Guest post written by Education writer Gerald Haigh.
West Wycombe Combined School, a one-form entry primary school of approximately 200 children, uses Microsoft technology and up-to-date hardware to improve its ICT infrastructure, save money and reduce its carbon footprint.
If you put in more computers, then your electricity bill will go up and, inevitably, so will your carbon footprint. Isn’t that obvious?
Well, actually no. If you are replacing old equipment with new and – here’s the key point – if you make the right choices of software and hardware then both the financial and environmental costs can go down even if you substantially expand your computing infrastructure.
Right from the introduction of Windows 7, through into Windows 8, schools have reported energy savings from their new systems. In the Summer of 2013, a decision by West Wycombe Combined School to renew its IT infrastructure provided the ideal opportunity to gather supporting ‘before and after’ figures on energy use and carbon emissions.
Help the planet and save money
Alison Cobb, West Wycombe’s head, was clear from the start that energy efficiency was high on the agenda for the new installation.
‘We wanted eco-friendly machines, to minimise noise, and, of course electricity consumption,’ she says.
The school’s existing provision of 38 desktop machines was eight years old, running Windows XP. A computer suite of fifteen machines served all curriculum needs.
Over the 2013 Summer holidays, the IT provision was completely replaced by ‘Turn IT On’, specialists in IT supply and support for primary schools. www.turniton.co.uk
‘We ordered fifty computers,’ says Alison Cobb. ‘Our site isn’t physically suited to laptop trolleys so we kept the computer suite but with thirty machines instead of fifteen – one for each child. We added a new computer in each of our seven classrooms, and three in the library. The remainder are for administration and staff use. ‘
By September, IT provision was transformed – a completely new Windows 7 wireless network, with a new up to date Microsoft server, 50 computers instead of 38, including a computer suite with 30 desktops instead of 15. But would the aim of reducing energy use be achieved? And by how much?
‘Turn IT On’, always focused on value for money, were confident of the potential of their installation, and contacted Microsoft. As a result, the Microsoft UK Education and Environmental Sustainability team made careful measurements and calculations of both the previous and the new installations.
The results, make reading that’s both surprising and very encouraging for any school looking at a significant IT upgrade. Headline comparative figures show that West Wycombe’s old system cost £2,164 annually to run while the annual cost of the new system, by contrast, will be £1086. The comparative before and after figures for CO2 emissions are, respectively 12,409 and 5,747 kg.
Those figures cover the whole of the IT infrastructure, including laptops, projectors, server and routers.
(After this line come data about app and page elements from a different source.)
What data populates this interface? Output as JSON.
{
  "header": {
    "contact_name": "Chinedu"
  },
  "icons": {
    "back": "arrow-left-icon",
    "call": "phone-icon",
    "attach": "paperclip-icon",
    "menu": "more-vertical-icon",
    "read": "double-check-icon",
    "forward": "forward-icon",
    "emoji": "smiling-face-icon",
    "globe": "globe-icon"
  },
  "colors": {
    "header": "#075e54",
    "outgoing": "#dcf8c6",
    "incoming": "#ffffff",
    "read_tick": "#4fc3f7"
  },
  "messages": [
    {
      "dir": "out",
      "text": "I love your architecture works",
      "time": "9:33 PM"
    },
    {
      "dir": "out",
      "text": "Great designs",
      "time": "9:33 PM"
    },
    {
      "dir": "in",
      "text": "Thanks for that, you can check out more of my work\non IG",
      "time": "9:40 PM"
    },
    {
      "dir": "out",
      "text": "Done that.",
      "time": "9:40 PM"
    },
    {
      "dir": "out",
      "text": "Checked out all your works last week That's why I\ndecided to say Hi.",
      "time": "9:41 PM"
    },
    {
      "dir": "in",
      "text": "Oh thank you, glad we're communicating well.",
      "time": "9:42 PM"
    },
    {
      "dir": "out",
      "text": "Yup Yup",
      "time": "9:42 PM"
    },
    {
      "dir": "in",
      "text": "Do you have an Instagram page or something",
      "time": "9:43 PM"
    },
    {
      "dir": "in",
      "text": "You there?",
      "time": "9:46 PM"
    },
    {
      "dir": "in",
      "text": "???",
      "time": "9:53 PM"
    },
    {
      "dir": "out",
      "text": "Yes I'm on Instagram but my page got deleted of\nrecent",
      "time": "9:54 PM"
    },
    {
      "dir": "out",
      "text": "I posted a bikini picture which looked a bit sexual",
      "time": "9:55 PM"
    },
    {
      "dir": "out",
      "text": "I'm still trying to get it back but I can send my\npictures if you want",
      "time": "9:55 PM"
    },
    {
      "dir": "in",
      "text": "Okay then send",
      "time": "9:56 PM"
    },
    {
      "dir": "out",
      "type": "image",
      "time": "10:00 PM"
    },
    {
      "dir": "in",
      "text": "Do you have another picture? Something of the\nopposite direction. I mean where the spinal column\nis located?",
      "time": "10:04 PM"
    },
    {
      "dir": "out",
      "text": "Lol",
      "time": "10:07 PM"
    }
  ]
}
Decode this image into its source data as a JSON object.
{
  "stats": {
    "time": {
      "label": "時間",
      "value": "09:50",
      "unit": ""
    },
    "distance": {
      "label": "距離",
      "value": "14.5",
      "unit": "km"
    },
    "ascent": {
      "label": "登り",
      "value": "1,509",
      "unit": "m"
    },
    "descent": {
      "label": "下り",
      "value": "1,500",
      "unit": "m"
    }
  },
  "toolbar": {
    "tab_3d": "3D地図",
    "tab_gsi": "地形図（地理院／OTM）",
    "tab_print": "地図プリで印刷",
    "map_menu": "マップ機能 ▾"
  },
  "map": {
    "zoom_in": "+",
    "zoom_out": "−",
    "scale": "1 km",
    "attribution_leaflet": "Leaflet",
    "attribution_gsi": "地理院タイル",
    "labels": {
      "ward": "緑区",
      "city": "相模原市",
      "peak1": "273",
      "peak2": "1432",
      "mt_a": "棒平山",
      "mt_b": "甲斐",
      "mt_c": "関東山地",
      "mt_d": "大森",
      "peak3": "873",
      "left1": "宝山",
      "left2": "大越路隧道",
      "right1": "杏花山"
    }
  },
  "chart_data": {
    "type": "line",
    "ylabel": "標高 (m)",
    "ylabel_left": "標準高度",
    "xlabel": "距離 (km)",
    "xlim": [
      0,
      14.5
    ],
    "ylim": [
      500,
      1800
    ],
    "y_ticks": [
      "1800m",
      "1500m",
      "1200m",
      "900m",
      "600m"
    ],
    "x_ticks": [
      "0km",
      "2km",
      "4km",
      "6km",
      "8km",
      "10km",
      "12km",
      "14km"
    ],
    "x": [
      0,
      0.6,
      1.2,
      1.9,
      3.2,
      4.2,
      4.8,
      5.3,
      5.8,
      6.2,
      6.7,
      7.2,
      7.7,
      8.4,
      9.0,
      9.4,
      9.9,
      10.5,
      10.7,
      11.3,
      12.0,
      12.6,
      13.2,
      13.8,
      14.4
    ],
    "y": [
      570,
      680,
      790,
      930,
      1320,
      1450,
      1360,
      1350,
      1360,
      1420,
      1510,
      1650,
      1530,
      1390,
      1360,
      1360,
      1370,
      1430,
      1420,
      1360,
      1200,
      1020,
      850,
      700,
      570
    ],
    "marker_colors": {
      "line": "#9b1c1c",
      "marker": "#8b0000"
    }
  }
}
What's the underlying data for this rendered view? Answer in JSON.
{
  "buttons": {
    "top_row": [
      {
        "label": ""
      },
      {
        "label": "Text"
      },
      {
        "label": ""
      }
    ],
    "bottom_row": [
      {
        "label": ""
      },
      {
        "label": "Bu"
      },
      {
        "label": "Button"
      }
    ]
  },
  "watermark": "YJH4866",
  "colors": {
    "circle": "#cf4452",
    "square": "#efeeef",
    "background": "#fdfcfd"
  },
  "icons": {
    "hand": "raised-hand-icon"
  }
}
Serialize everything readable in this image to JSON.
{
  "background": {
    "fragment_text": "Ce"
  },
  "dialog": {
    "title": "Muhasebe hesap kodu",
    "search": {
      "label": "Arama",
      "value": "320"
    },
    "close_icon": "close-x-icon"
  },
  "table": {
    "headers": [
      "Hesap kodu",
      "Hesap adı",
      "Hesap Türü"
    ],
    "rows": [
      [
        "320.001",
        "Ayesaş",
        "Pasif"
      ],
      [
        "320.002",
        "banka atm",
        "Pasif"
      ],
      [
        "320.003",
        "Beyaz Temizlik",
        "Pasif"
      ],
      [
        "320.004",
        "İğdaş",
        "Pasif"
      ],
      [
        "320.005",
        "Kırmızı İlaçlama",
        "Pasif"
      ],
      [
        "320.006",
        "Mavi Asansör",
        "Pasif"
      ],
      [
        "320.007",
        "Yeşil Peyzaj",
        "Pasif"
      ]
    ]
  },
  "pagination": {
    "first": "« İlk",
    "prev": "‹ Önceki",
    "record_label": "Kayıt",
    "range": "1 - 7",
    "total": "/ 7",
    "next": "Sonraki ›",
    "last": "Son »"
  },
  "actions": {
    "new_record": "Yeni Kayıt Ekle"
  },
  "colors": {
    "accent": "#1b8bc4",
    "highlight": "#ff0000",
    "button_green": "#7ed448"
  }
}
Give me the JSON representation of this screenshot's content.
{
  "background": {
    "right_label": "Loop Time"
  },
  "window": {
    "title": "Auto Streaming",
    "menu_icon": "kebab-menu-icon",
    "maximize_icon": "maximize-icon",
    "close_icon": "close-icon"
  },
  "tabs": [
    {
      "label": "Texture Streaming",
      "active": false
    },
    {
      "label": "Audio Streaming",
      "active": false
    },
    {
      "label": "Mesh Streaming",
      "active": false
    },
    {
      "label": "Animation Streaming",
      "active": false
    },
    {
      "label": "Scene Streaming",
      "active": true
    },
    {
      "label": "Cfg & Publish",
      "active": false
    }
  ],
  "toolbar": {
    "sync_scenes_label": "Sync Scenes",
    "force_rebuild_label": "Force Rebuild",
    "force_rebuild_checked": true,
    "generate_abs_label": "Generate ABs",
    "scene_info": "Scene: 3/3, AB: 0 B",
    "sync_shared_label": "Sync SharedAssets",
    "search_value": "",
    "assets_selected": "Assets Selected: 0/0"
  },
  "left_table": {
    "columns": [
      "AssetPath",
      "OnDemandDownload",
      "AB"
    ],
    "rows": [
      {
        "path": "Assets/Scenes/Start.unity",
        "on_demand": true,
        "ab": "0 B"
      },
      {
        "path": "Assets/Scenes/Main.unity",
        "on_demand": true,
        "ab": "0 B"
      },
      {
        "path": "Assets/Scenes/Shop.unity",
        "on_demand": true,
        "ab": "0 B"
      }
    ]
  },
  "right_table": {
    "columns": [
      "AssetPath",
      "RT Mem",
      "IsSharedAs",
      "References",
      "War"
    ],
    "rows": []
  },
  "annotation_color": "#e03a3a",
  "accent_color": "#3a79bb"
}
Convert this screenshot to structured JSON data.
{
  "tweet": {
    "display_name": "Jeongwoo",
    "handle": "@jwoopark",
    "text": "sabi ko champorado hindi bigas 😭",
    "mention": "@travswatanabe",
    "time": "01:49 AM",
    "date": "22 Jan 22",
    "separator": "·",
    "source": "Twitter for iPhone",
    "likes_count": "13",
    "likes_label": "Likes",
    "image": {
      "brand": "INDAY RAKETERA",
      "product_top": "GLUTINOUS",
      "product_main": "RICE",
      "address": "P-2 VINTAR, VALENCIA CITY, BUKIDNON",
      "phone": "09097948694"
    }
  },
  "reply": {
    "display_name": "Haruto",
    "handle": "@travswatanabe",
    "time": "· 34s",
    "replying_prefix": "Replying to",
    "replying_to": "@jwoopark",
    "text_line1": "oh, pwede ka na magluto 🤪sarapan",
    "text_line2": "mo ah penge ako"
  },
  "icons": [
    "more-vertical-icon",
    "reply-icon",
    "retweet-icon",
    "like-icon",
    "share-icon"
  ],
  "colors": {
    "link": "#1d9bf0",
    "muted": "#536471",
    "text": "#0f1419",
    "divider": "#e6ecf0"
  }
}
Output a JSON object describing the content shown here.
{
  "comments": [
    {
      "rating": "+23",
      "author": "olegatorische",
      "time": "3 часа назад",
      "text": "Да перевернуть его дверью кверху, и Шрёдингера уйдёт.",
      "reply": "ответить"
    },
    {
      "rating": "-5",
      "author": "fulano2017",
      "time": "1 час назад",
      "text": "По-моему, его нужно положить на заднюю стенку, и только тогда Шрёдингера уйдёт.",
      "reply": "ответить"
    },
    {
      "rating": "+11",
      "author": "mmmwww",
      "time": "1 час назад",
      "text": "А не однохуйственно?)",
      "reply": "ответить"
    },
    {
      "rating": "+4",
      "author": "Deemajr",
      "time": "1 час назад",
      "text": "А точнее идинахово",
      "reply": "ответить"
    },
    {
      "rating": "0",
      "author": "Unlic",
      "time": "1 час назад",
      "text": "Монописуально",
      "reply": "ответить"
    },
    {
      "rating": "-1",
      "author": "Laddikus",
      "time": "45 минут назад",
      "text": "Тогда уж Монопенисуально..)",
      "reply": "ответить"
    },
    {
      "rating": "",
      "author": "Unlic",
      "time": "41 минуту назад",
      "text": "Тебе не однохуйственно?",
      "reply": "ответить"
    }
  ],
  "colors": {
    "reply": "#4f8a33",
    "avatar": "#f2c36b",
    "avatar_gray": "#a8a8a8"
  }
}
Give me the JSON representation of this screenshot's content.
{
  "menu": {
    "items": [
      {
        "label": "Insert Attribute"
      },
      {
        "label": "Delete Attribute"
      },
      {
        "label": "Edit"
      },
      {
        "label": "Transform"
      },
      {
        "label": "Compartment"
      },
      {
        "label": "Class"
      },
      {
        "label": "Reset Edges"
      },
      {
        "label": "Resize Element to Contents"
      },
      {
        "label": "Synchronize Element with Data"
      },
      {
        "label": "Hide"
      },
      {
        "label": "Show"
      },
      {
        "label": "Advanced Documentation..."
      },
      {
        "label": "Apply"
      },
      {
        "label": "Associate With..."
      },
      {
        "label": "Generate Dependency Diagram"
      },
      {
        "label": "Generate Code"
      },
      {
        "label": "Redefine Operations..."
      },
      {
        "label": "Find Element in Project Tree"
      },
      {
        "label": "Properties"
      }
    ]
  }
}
In each case, the new/old comparisons consistently show energy costs and emissions halved. As you’d expect, though, the biggest cost is that of the school’s network of desktop computers. Previously, under the old system, 38 desktops were costing £1598 a year to run, accounting for 9,158kg of CO2 emissions. Now, 50 desktops will cost £729 a year, with 3,996 kg of CO2. (A case study with more detail is in preparation. We’ll be giving a link when it’s available.)
Brett and Harry add pupil voice
Two of West Wycombe’s year six pupils, Brett and Harry have done their own analysis, adding detail to the conclusions by providing costs related just to the computer suite and making environmental comparisons.
‘New PCs use about half the power of our old PCs,’ they conclude, pointing out that the new suite, with 30 computers, will cost £667 a year, which is less than the £694 cost of the 15 machines in the old suite. Brett and Harry have also usefully put the CO2 emission figures in proportion with a number of examples. In one, they demonstrate, for example, that the old suite of 15 machines was responsible for one whole car’s worth of CO2, almost twice as much as their new suite of 30.
How it is achieved
There are two related factors at work. One is that Windows 7 and 8 were developed with power-saving in mind – they process data more efficiently, using less electricity than any of their predecessors. They also incorporate power management features, ensuring that devices are switched off when they’re not being used. At the same time, the latest hardware is more energy-efficient than the equipment that’s being replaced. Added together, the impact on a school which, in common with all schools is both highly budget-conscious and environmentally responsible is very significant. West Wycombe’s saving of £1078 a year is a welcome teaching and learning bonus of £154 for each of its seven classes. ‘Turn IT On’ Commercial Manager Nigel Starkey says,
‘This project has clearly demonstrated how new equipment with the right level of support and training can not only raise standards of teaching and learning in a school, but also save schools significant sums of money year on year."
West Wycombe’s new system, quite apart from saving money and being eco-friendly, is having a significant effect on teaching and learning. As Alison Cobb says, a computer suite of 15 desktops, with two children working together on each can work, but there is very little leeway.
‘The suite was four years old, and there were times when some didn’t work and so there would be three on a computer. Now, teachers say it is a joy to teach with each child on their own machine. It is definitely impacting on teaching and learning.’
‘Turn IT On’ www.turniton.co.uk